  • Soybean mosaic virus (SMV)
  • Bean pod mottle virus (BPMV)
  • Tobacco streak virus (TSV) Tobacco ringspot virus (TRV)
  • Soybean dwarf virus (SbDV)

Seed coat mottling, bleeding hilum, discoloration of soybean seed

Several viruses can cause a mottled black or brown discoloration of the seed. A condition known as bleeding hilum occurs when the seed turns dark brown or black at the point where the seed is attached to the pod.

Viruses associated with discolored seed:

  • Soybean mosaic virus (SMV)
  • Bean pod mottle virus (BPMV)
  • Tobacco streak virus (TSV)

Vein clearing and necrosis

Symptoms often begin with a yellowing near leaf veins that eventually develops into reddish-brown lesions, causing death of the leaf tissue.

Soybean vein necrosis virus (SVNV) “Shepherd’s crook”

A curving of the terminal bud on the main stem, forming a “shepherd’s crook”.

Viruses associated with shepherd’s crooking:

  • Tobacco ringspot virus (TRSV)
  • Tobacco streak virus (TSV)

Risk Management

Fields with the following signs are at most risk from virus infection:

  • Moderate to high insect activity
  • Late planting – coincides with higher populations of the soybean aphid and increases the probability of virus transmission to young seedlings.
  • Virus-infected soybean seed
  • Virus-susceptible soybean varieties
  • Presence of leaf symptom such as mottled, crinkled leaves on the newest growth

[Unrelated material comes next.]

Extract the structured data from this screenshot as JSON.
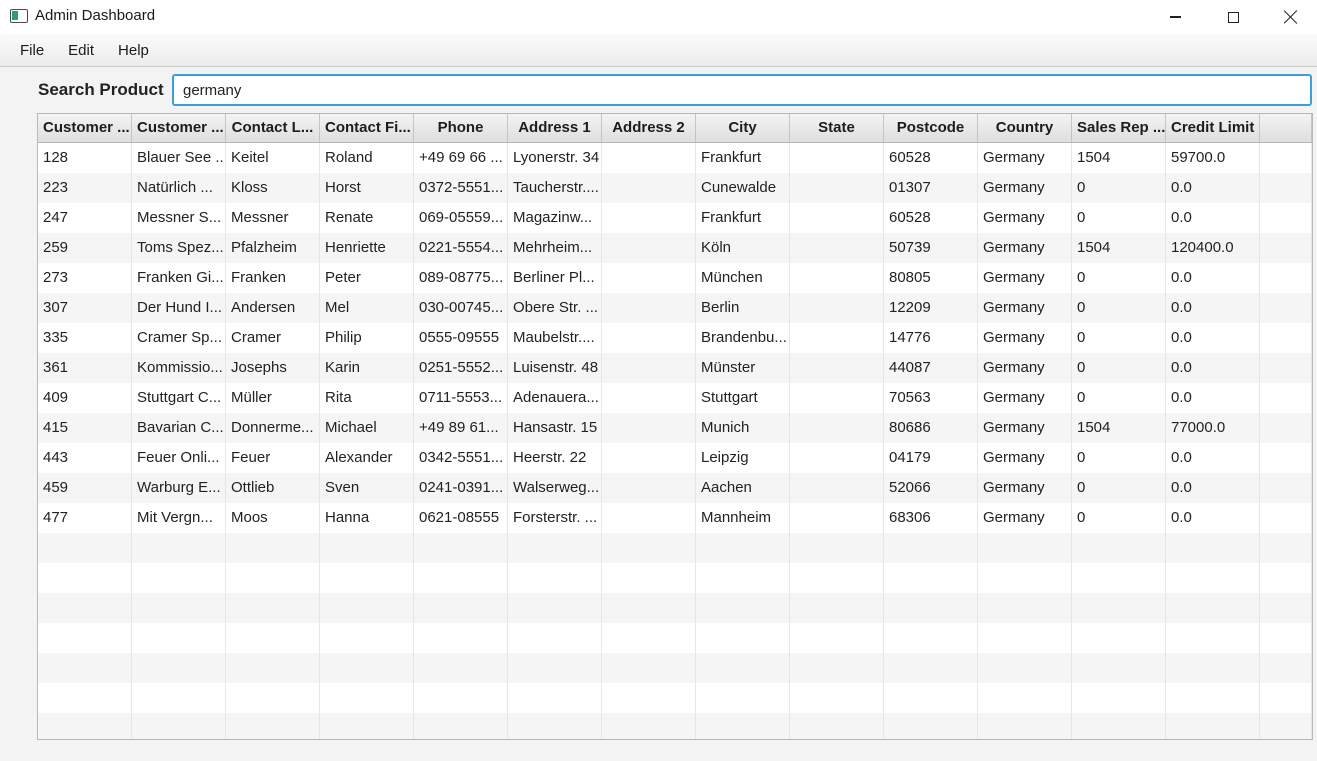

There are no specific recommendations available yet for consistent, effective management of soybean virus diseases.

There are, however, several integrated management strategies that can have some impact on limiting losses from virus infection, depending on the virus or viruses involved:

  • Select resistant or tolerant soybean varieties Plant virus-free, certified seed
  • Time soybean planting to avoid the highest populations of the bean leaf beetle.
  • Consider early-season insecticide treatments if BPMV has been confirmed in your fields in previous years and bean leaf beetles are present
  • Time soybean planting to avoid the highest populations of the soybean aphid

Soybean variety selection

Although progress has been made in quantifying field tolerance to soybean viruses, information on specific varieties is usually not available. The development of new virus-resistant or -tolerant varieties is an active area of soybean research and plant breeding.

Vector (insect) control

Studies have shown that insecticidal control of vector insects can reduce the amount of feeding damage, but it does not always provide consistent reduction in the incidence of virus infections.

  • In the case of the soybean aphid transmitting SMV, foliar applications of a pyrethroid or organophosphate insecticide timed to suppress soybean aphid populations still does not eliminate the potential impact of other aphid species migrating into the soybean field.
  • In the case of BPMV prevention, current recommendations are to consider early season insecticide treatments only if BPMV has been confirmed in your fields in previous years and bean leaf beetles are present.

Accurate diagnosis is important

Symptoms of virus diseases look similar. But because of the specific plant-insect-virus relationships involved, effective management requires accurate knowledge of which virus (or viruses) are causing the most prevalent virus problem. Many university diagnostic clinics and some private laboratories  can perform serological diagnostic tests if a virus infection is suspected. Send in green, symptomatic leaves.


Information on this disease provided by Douglas J. Jardine, Professor Emeritus, Kansas State University and Crop Protection Network 4/2020

Images provide by Crop Protection Network